## INPUT DATA
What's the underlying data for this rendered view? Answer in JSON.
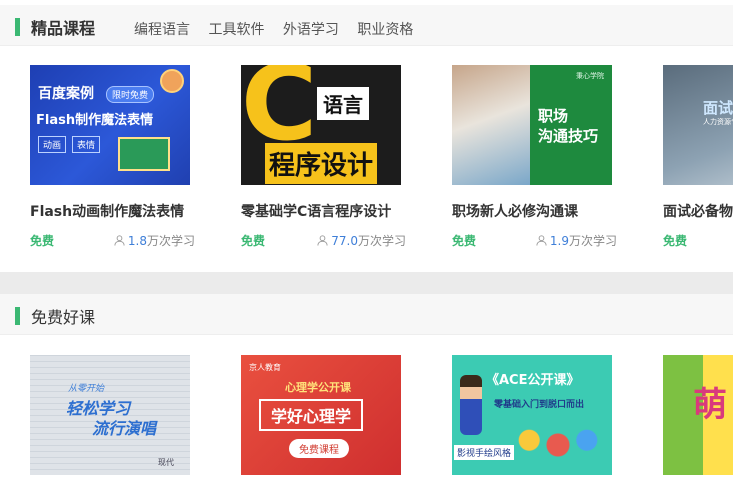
{
  "section1": {
    "title": "精品课程",
    "tabs": [
      "编程语言",
      "工具软件",
      "外语学习",
      "职业资格"
    ],
    "courses": [
      {
        "title": "Flash动画制作魔法表情",
        "price": "免费",
        "count": "1.8",
        "count_unit": "万次学习",
        "thumb": {
          "line1": "百度案例",
          "badge": "限时免费",
          "line2": "Flash制作魔法表情",
          "tag1": "动画",
          "tag2": "表情"
        }
      },
      {
        "title": "零基础学C语言程序设计",
        "price": "免费",
        "count": "77.0",
        "count_unit": "万次学习",
        "thumb": {
          "letter": "C",
          "word1": "语言",
          "word2": "程序设计"
        }
      },
      {
        "title": "职场新人必修沟通课",
        "price": "免费",
        "count": "1.9",
        "count_unit": "万次学习",
        "thumb": {
          "brand": "秉心学院",
          "line1": "职场",
          "line2": "沟通技巧"
        }
      },
      {
        "title": "面试必备物",
        "price": "免费",
        "count": "",
        "count_unit": "",
        "thumb": {
          "line1": "面试",
          "line2": "人力资源专家为您"
        }
      }
    ]
  },
  "section2": {
    "title": "免费好课",
    "courses": [
      {
        "thumb": {
          "line0": "从零开始",
          "line1": "轻松学习",
          "line2": "流行演唱",
          "footer": "现代"
        }
      },
      {
        "thumb": {
          "brand": "京人教育",
          "line1": "心理学公开课",
          "line2": "学好心理学",
          "btn": "免费课程"
        }
      },
      {
        "thumb": {
          "line1": "《ACE公开课》",
          "line2": "零基础入门到脱口而出",
          "line3": "影视手绘风格"
        }
      },
      {
        "thumb": {
          "big": "萌"
        }
      }
    ]
  }
}
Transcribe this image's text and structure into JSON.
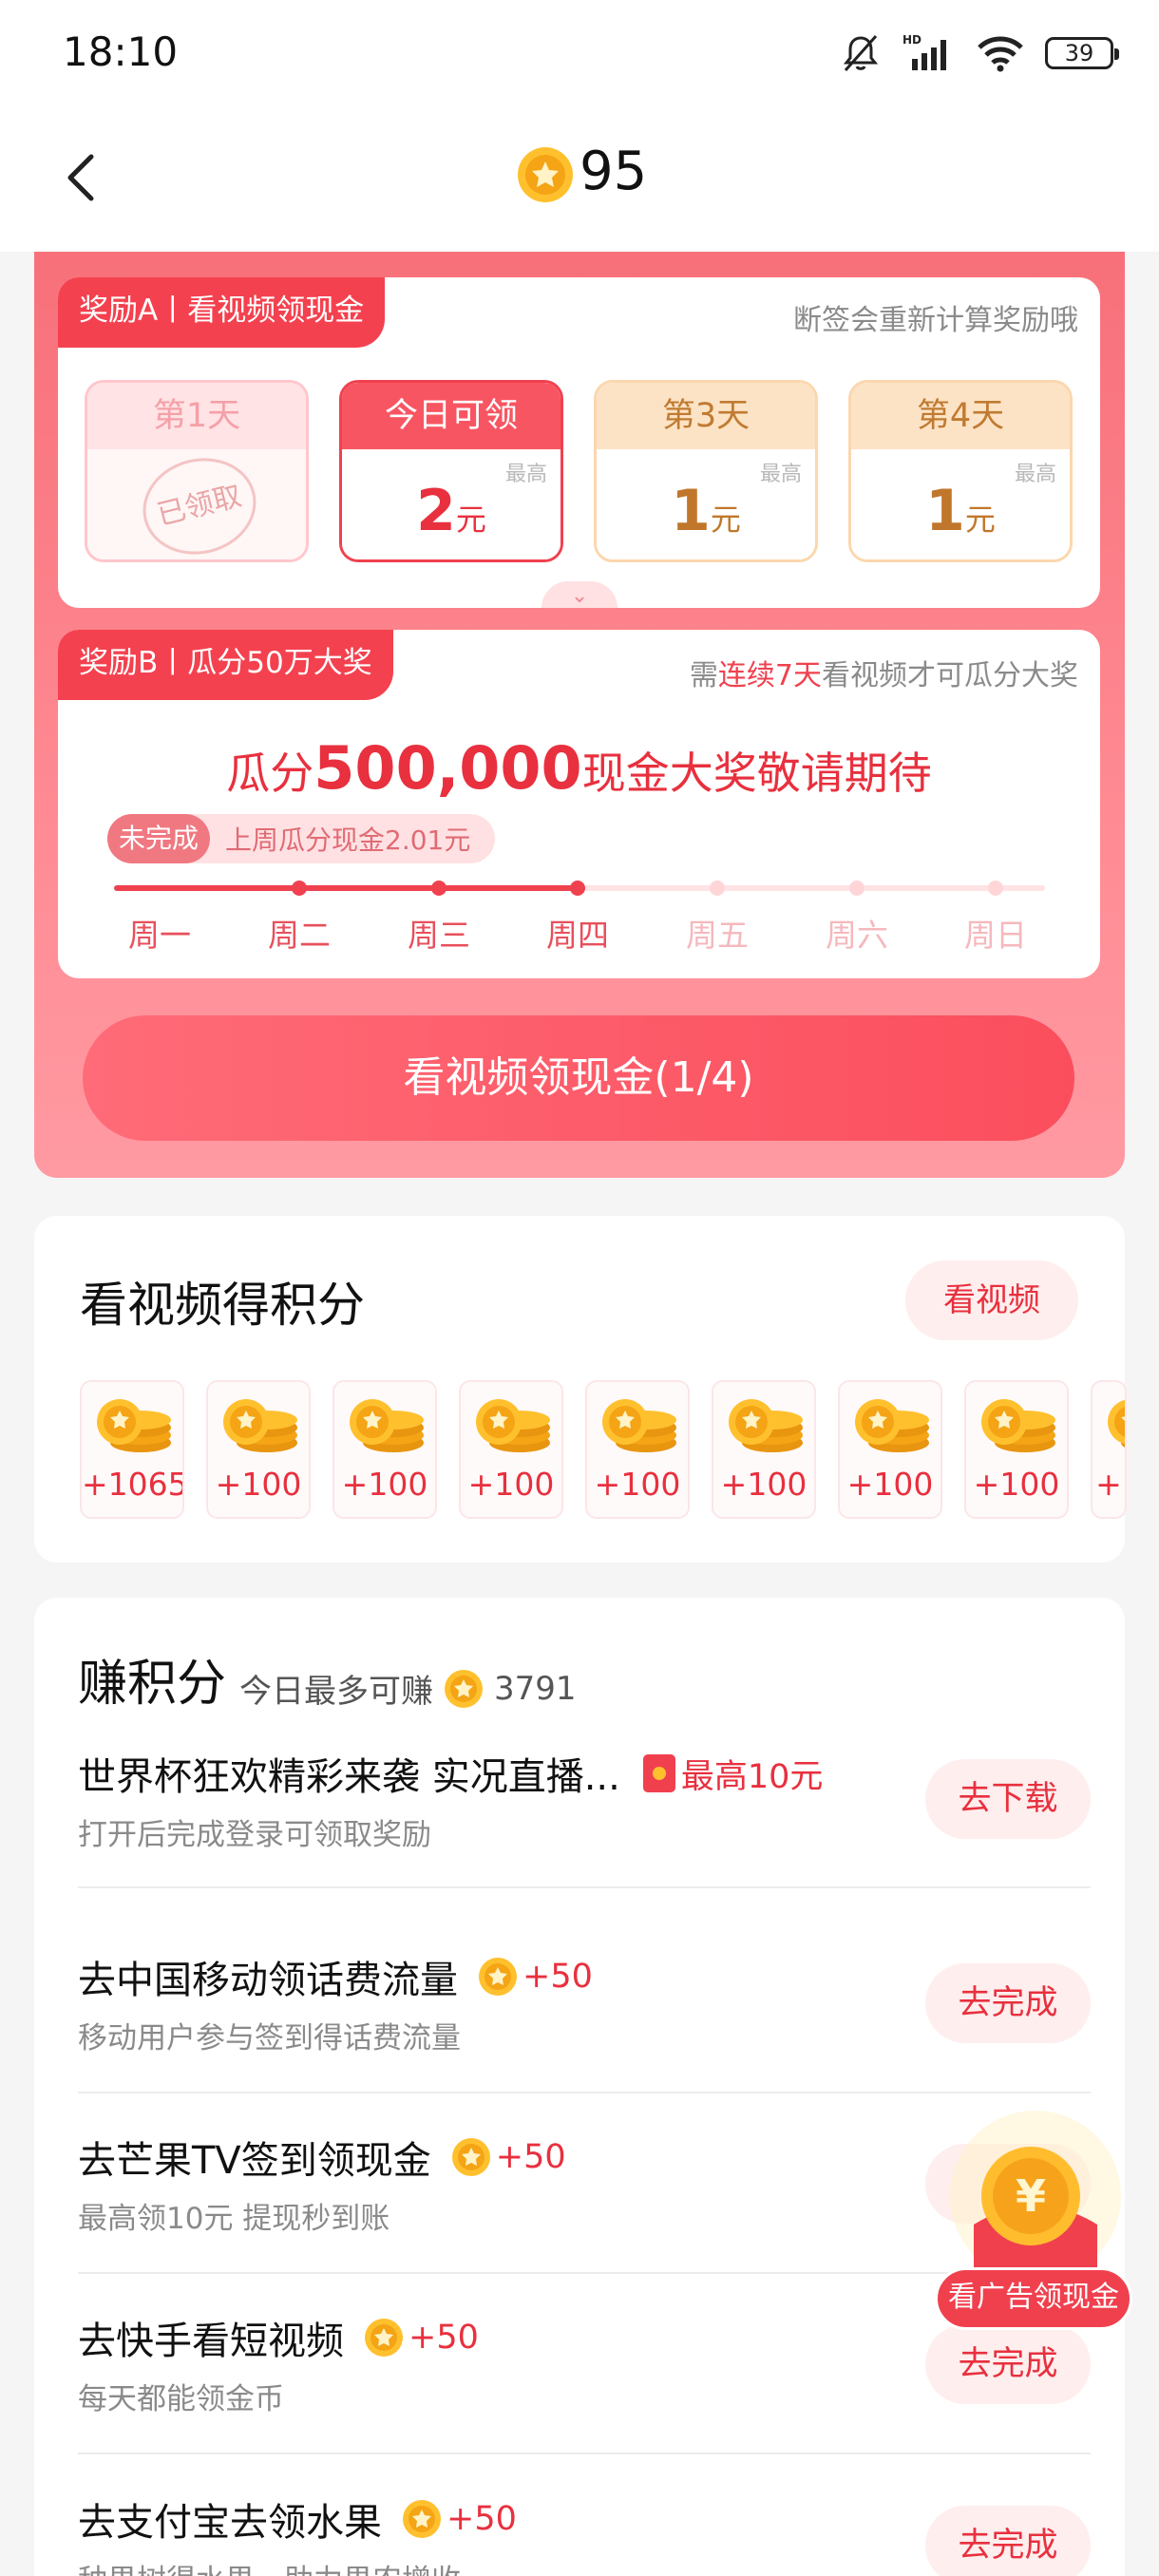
{
  "status": {
    "time": "18:10",
    "battery": "39",
    "network": "HD"
  },
  "header": {
    "coins": "95"
  },
  "rewardA": {
    "tag": "奖励A丨看视频领现金",
    "hint": "断签会重新计算奖励哦",
    "days": [
      {
        "label": "第1天",
        "stamp": "已领取"
      },
      {
        "label": "今日可领",
        "max": "最高",
        "amount": "2",
        "unit": "元"
      },
      {
        "label": "第3天",
        "max": "最高",
        "amount": "1",
        "unit": "元"
      },
      {
        "label": "第4天",
        "max": "最高",
        "amount": "1",
        "unit": "元"
      }
    ]
  },
  "rewardB": {
    "tag": "奖励B丨瓜分50万大奖",
    "hint_a": "需",
    "hint_b": "连续7天",
    "hint_c": "看视频才可瓜分大奖",
    "line_a": "瓜分",
    "line_num": "500,000",
    "line_b": "现金大奖敬请期待",
    "status": "未完成",
    "last_week": "上周瓜分现金2.01元",
    "weekdays": [
      "周一",
      "周二",
      "周三",
      "周四",
      "周五",
      "周六",
      "周日"
    ],
    "progress_done": 4
  },
  "cta": "看视频领现金(1/4)",
  "points": {
    "title": "看视频得积分",
    "button": "看视频",
    "items": [
      "+1065",
      "+100",
      "+100",
      "+100",
      "+100",
      "+100",
      "+100",
      "+100",
      "+"
    ]
  },
  "earn": {
    "title": "赚积分",
    "subtitle": "今日最多可赚",
    "max": "3791",
    "tasks": [
      {
        "title": "世界杯狂欢精彩来袭 实况直播...",
        "bonus": "最高10元",
        "desc": "打开后完成登录可领取奖励",
        "button": "去下载"
      },
      {
        "title": "去中国移动领话费流量",
        "bonus": "+50",
        "desc": "移动用户参与签到得话费流量",
        "button": "去完成"
      },
      {
        "title": "去芒果TV签到领现金",
        "bonus": "+50",
        "desc": "最高领10元 提现秒到账",
        "button": "去"
      },
      {
        "title": "去快手看短视频",
        "bonus": "+50",
        "desc": "每天都能领金币",
        "button": "去完成"
      },
      {
        "title": "去支付宝去领水果",
        "bonus": "+50",
        "desc": "种果树得水果，助力果农增收",
        "button": "去完成"
      }
    ]
  },
  "float_ad": {
    "label": "看广告领现金"
  },
  "colors": {
    "primary": "#f0414f",
    "accent": "#e8303e",
    "gold": "#c1772b"
  }
}
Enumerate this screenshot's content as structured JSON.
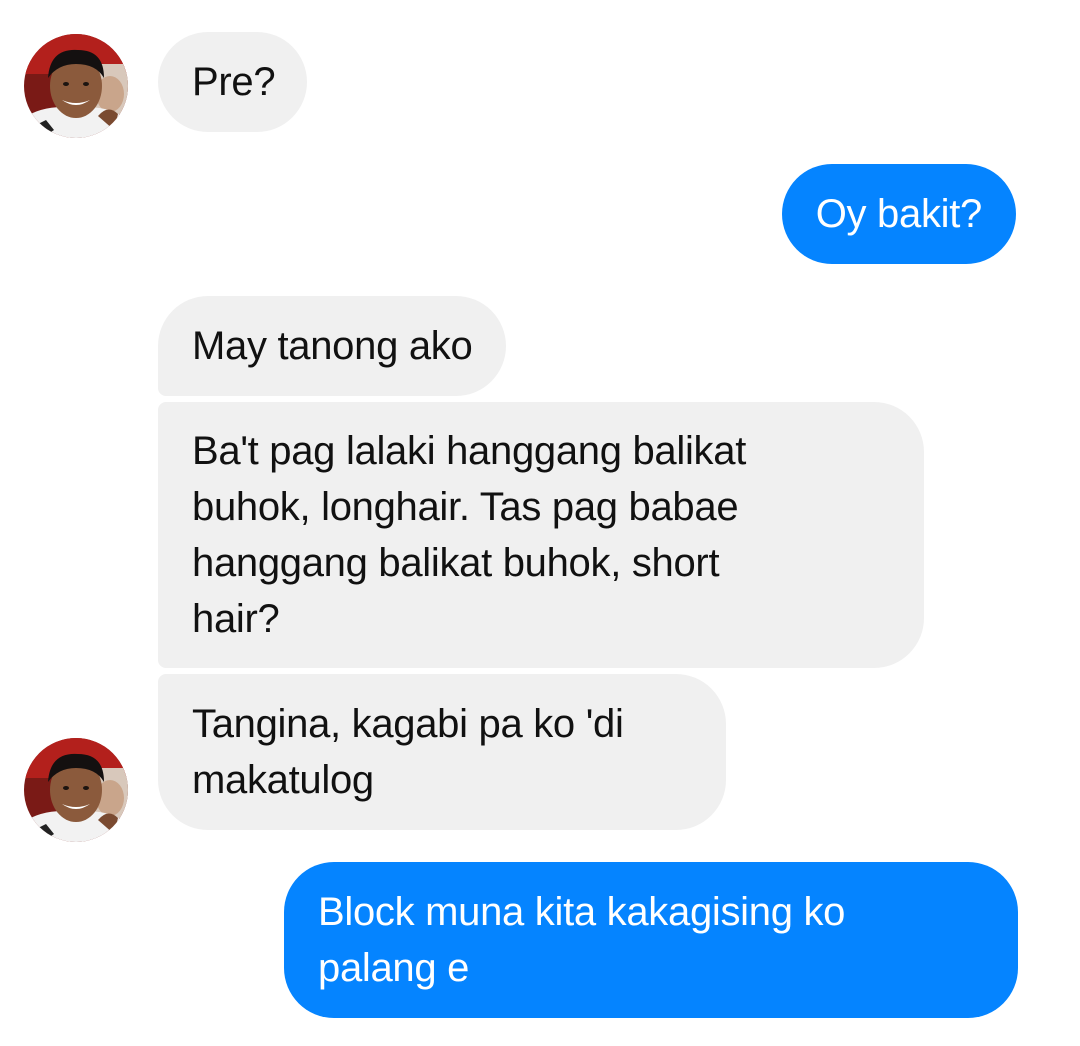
{
  "conversation": {
    "contact_avatar_icon": "profile-photo-icon",
    "messages": [
      {
        "sender": "contact",
        "lines": [
          "Pre?"
        ]
      },
      {
        "sender": "me",
        "lines": [
          "Oy bakit?"
        ]
      },
      {
        "sender": "contact",
        "lines": [
          "May tanong ako"
        ]
      },
      {
        "sender": "contact",
        "lines": [
          "Ba't pag lalaki hanggang balikat",
          "buhok, longhair. Tas pag babae",
          "hanggang balikat buhok, short",
          "hair?"
        ]
      },
      {
        "sender": "contact",
        "lines": [
          "Tangina, kagabi pa ko 'di",
          "makatulog"
        ]
      },
      {
        "sender": "me",
        "lines": [
          "Block muna kita  kakagising ko",
          "palang e"
        ]
      }
    ]
  },
  "colors": {
    "outgoing_bubble": "#0584ff",
    "incoming_bubble": "#f0f0f0",
    "incoming_text": "#111111",
    "outgoing_text": "#ffffff"
  }
}
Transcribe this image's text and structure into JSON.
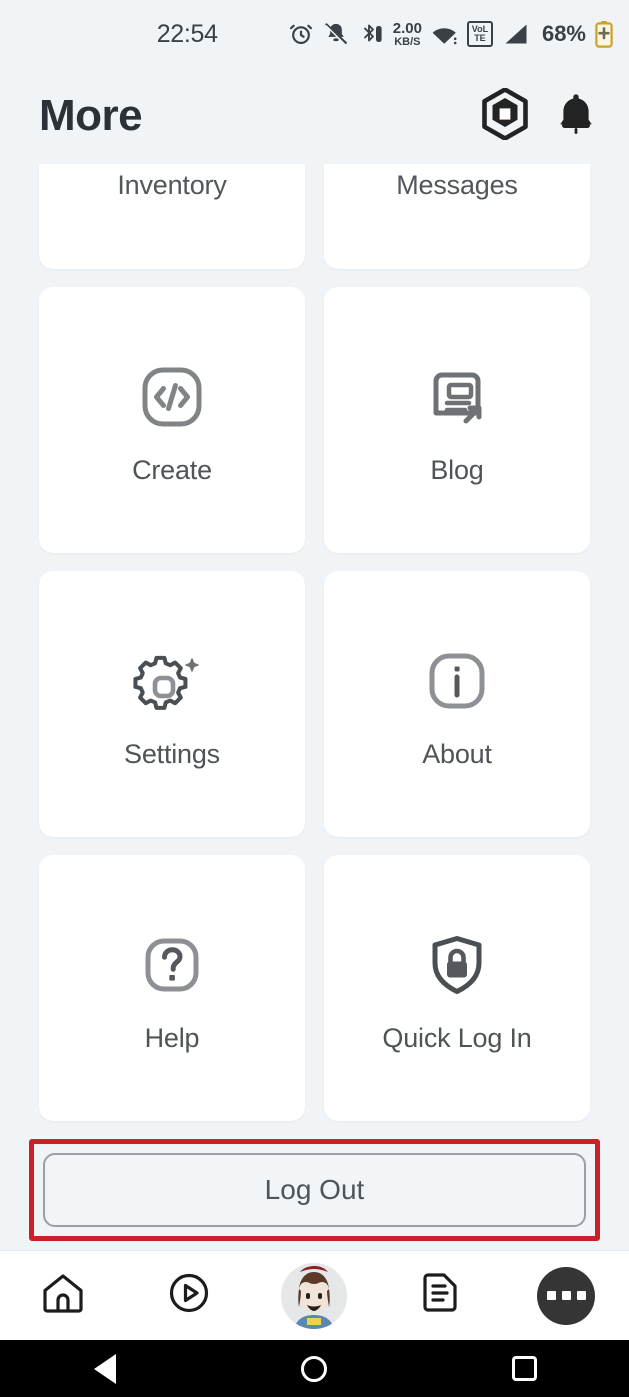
{
  "status_bar": {
    "time": "22:54",
    "data_rate_value": "2.00",
    "data_rate_unit": "KB/S",
    "volte_top": "VoLTE",
    "volte_line1": "VoL",
    "volte_line2": "TE",
    "battery_percent": "68%",
    "icons": [
      "alarm-icon",
      "notifications-off-icon",
      "bluetooth-icon",
      "wifi-icon",
      "volte-icon",
      "cellular-signal-icon",
      "battery-charging-icon"
    ]
  },
  "header": {
    "title": "More",
    "logo_icon": "roblox-logo-icon",
    "notifications_icon": "bell-icon"
  },
  "grid": {
    "items": [
      {
        "label": "Inventory",
        "icon": "inventory-icon",
        "clipped": true
      },
      {
        "label": "Messages",
        "icon": "messages-icon",
        "clipped": true
      },
      {
        "label": "Create",
        "icon": "code-brackets-icon",
        "clipped": false
      },
      {
        "label": "Blog",
        "icon": "blog-article-external-icon",
        "clipped": false
      },
      {
        "label": "Settings",
        "icon": "gear-sparkle-icon",
        "clipped": false
      },
      {
        "label": "About",
        "icon": "info-icon",
        "clipped": false
      },
      {
        "label": "Help",
        "icon": "question-mark-icon",
        "clipped": false
      },
      {
        "label": "Quick Log In",
        "icon": "shield-lock-icon",
        "clipped": false
      }
    ]
  },
  "logout": {
    "label": "Log Out",
    "highlight_color": "#cc2029"
  },
  "tabbar": {
    "items": [
      {
        "name": "home",
        "icon": "home-icon",
        "active": false
      },
      {
        "name": "discover",
        "icon": "play-circle-icon",
        "active": false
      },
      {
        "name": "avatar",
        "icon": "avatar-icon",
        "active": false
      },
      {
        "name": "chat",
        "icon": "chat-document-icon",
        "active": false
      },
      {
        "name": "more",
        "icon": "more-dots-icon",
        "active": true
      }
    ]
  },
  "android_nav": {
    "back": "back-triangle-icon",
    "home": "home-circle-icon",
    "recents": "recents-square-icon"
  },
  "colors": {
    "background": "#f0f4f7",
    "card": "#ffffff",
    "text": "#4f5458",
    "title": "#2c3138",
    "accent_highlight": "#cc2029"
  }
}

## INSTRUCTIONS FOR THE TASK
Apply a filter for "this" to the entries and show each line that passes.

## RESULT
What's the underlying data for this rendered view? Answer in JSON.
Transcribe this image's text and structure into JSON.
Enumerate this screenshot's content as structured JSON.
Transcribe this image's text and structure into JSON.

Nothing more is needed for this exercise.